> **Problem**: The expected output is the full set of entries, retyped verbatim, pictures excluded.

> **Data section**:
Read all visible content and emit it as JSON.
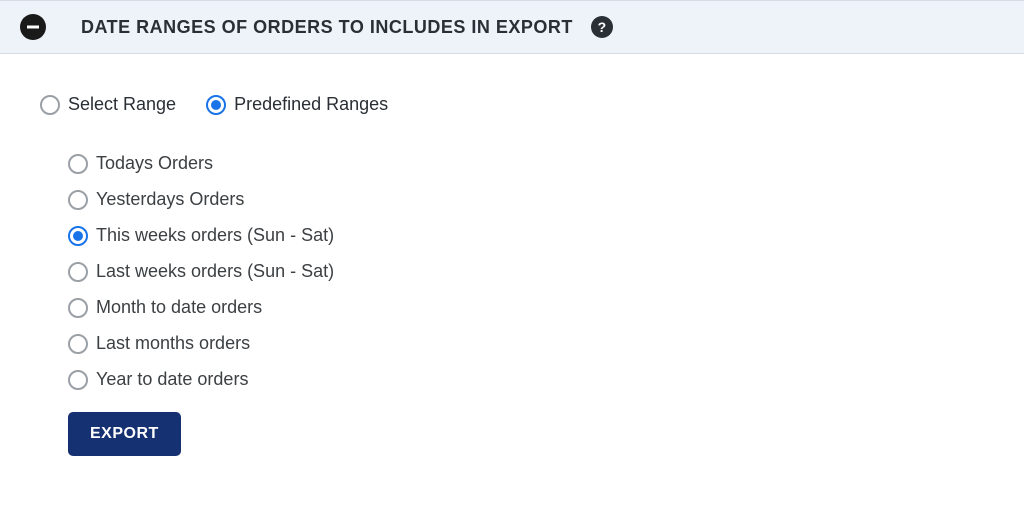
{
  "section": {
    "title": "DATE RANGES OF ORDERS TO INCLUDES IN EXPORT"
  },
  "rangeType": {
    "select": "Select Range",
    "predefined": "Predefined Ranges",
    "selected": "predefined"
  },
  "predefinedOptions": {
    "today": "Todays Orders",
    "yesterday": "Yesterdays Orders",
    "thisWeek": "This weeks orders (Sun - Sat)",
    "lastWeek": "Last weeks orders (Sun - Sat)",
    "monthToDate": "Month to date orders",
    "lastMonth": "Last months orders",
    "yearToDate": "Year to date orders",
    "selected": "thisWeek"
  },
  "buttons": {
    "export": "EXPORT"
  }
}
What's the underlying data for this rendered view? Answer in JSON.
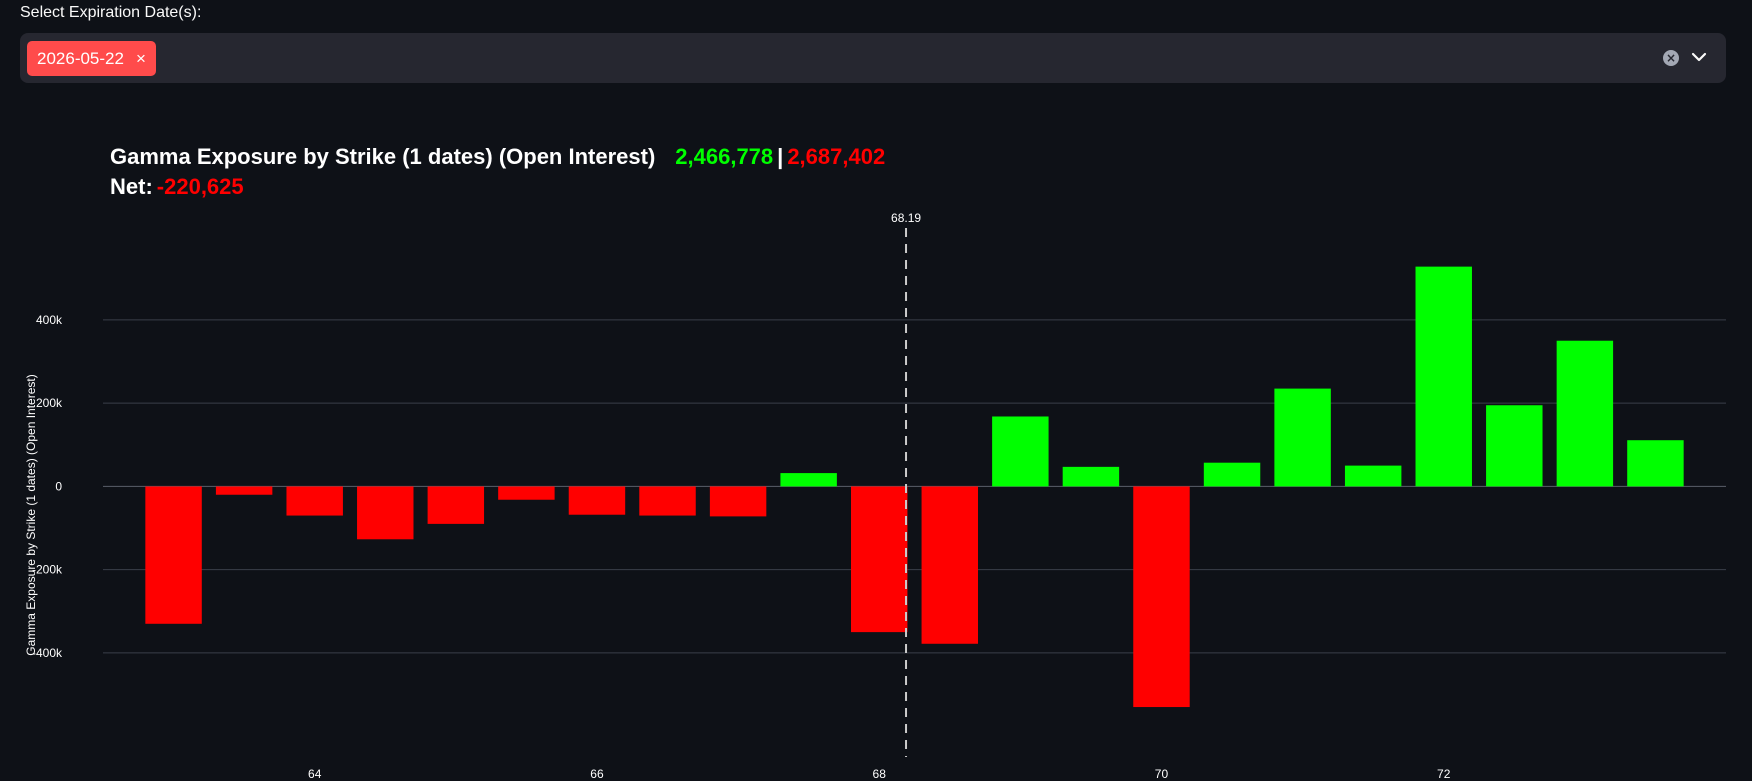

> **Response**:
Read all visible content and emit it as JSON.
{
  "section": {
    "title": "DATE RANGES OF ORDERS TO INCLUDES IN EXPORT"
  },
  "rangeType": {
    "select": "Select Range",
    "predefined": "Predefined Ranges",
    "selected": "predefined"
  },
  "predefinedOptions": {
    "today": "Todays Orders",
    "yesterday": "Yesterdays Orders",
    "thisWeek": "This weeks orders (Sun - Sat)",
    "lastWeek": "Last weeks orders (Sun - Sat)",
    "monthToDate": "Month to date orders",
    "lastMonth": "Last months orders",
    "yearToDate": "Year to date orders",
    "selected": "thisWeek"
  },
  "buttons": {
    "export": "EXPORT"
  }
}
What's the underlying data for this rendered view? Answer in JSON.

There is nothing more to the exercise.